• _About this task_:
Where does the word "United" show up in the records? Copy every line that has it.

• _Data listing_:

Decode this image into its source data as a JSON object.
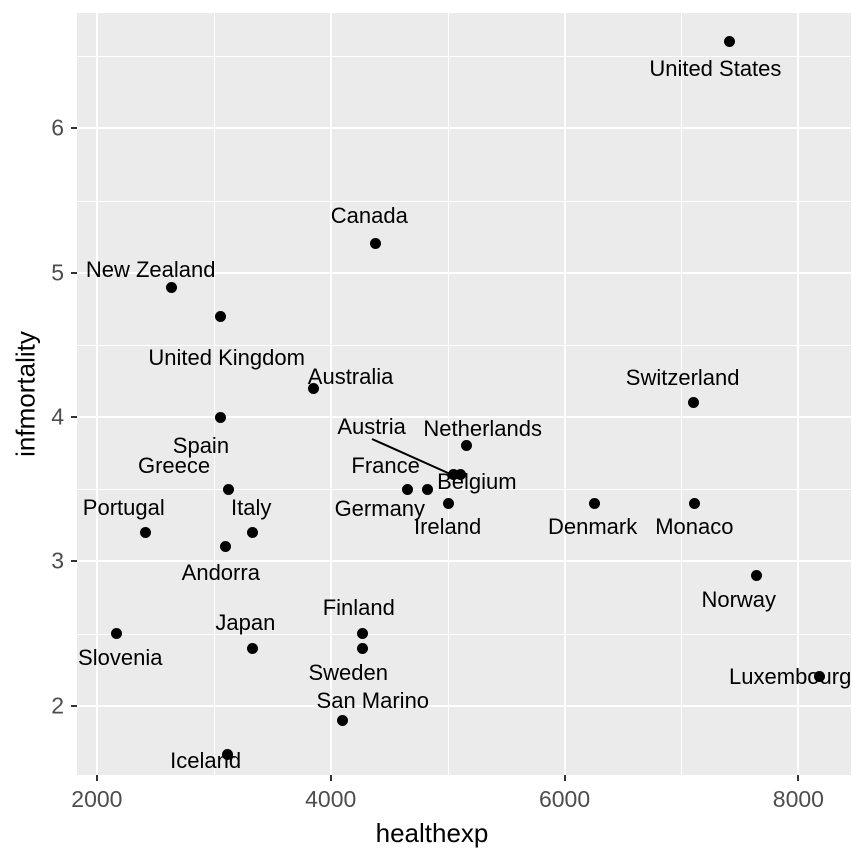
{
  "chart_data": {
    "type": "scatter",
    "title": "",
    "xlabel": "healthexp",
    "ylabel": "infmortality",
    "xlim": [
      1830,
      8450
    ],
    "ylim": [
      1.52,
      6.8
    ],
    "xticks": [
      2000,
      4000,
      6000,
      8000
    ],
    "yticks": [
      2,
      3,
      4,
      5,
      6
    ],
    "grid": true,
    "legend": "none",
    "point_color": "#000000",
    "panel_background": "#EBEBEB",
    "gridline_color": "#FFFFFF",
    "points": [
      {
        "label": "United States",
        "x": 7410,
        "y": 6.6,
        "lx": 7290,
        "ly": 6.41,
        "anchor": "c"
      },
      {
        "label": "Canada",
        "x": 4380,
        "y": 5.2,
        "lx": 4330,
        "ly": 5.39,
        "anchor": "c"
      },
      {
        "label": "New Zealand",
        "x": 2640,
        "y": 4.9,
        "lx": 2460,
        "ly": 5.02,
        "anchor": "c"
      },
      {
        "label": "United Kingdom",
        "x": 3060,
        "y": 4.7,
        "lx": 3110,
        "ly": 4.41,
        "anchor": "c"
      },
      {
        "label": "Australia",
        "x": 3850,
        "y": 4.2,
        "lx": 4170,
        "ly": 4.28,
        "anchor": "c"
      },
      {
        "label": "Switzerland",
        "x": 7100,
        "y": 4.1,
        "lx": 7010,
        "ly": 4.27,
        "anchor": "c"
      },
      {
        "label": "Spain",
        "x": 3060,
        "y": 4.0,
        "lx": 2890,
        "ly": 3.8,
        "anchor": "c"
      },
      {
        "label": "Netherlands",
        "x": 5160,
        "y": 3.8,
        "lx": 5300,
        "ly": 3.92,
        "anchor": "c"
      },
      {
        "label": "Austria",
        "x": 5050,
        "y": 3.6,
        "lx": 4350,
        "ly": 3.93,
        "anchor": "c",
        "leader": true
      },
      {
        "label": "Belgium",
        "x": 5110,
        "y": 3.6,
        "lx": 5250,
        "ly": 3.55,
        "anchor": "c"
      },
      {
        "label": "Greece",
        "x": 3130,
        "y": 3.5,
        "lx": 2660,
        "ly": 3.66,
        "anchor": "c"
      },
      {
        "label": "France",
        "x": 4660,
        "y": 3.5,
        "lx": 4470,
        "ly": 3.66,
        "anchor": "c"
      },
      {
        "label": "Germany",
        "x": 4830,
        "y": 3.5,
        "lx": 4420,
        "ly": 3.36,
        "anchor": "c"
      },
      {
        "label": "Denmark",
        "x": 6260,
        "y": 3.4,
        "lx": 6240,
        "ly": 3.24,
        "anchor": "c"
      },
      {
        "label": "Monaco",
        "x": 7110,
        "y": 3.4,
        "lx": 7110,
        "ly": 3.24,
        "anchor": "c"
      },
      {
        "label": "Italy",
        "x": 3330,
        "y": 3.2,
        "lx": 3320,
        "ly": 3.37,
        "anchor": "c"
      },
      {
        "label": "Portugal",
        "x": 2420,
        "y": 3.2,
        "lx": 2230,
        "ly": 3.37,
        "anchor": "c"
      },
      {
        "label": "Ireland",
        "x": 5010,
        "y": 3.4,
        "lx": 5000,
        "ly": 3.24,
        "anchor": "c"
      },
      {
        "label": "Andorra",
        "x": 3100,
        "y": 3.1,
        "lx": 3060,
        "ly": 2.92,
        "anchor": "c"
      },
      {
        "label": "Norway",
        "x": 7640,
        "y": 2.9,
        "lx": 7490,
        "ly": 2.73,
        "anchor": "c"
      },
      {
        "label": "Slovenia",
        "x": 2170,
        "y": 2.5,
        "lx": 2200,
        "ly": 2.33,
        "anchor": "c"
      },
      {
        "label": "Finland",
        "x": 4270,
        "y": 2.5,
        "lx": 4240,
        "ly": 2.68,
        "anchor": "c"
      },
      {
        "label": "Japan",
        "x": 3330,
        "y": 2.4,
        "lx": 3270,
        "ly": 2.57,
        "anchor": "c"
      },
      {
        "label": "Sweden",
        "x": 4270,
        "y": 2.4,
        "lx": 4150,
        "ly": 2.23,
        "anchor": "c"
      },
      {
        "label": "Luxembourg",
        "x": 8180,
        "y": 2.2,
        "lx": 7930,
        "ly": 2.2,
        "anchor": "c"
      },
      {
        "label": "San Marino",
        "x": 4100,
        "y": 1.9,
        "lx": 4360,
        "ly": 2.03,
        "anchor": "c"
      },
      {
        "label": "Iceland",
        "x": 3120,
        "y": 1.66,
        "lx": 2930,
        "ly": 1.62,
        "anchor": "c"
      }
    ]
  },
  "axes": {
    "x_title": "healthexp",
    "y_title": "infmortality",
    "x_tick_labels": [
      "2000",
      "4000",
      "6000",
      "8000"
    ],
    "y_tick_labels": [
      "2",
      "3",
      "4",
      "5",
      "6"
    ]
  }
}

• _Your solution_:
        "label": "United States",
        "label": "United Kingdom",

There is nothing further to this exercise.